Rounding shoulders and draping backs, he put out a spring collection worthy of any fancy garden party.

His vibrant hues of red, pink, green and yellow came in edgier prints and more technical fabrics, with a bit of transparency here and a dose of glass beads there.

Posen, in a backstage interview Monday, described it as "Gracy Kelly meets Easy Rider," all inspired in part by the contemporary art he's been enjoying lately and the beds of perennials he planted for his mother.

Some of Posen's pleating billowed on his thin models, lending bulk and exaggerating areas of the body more average-size women may prefer to leave alone, the derriere among them.

But who doesn't need a go-to glitter pink paisley tulle gown?

On other Zac fronts, he's about halfway through his first cookbook, having gained a home cook rep among fans on Instagram after years of posting his culinary accomplishments. The title matches his favorite hashtag: "Cooking with Zac," and he grows a lot of his own ingredients.

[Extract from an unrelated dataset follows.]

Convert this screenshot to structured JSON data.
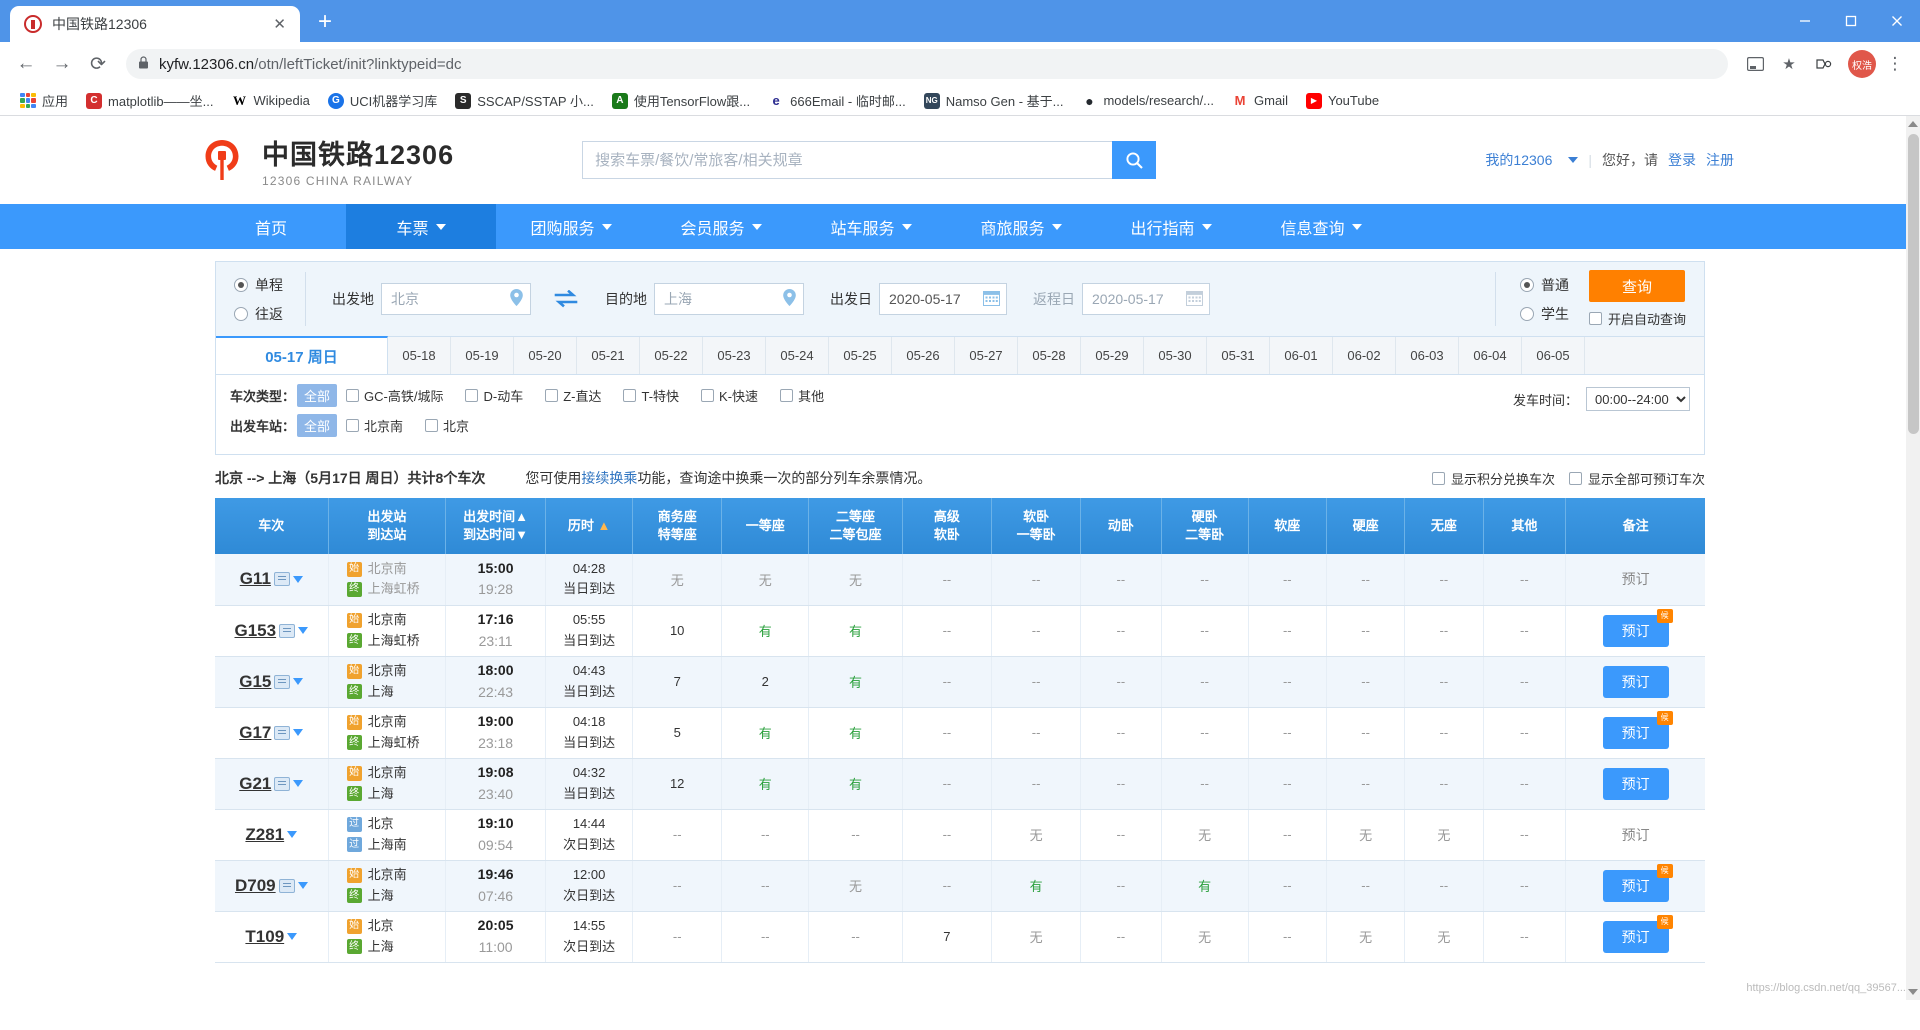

A variety of cuisines will be included, "from rustic to refined," Posen said.

--Leanne Italie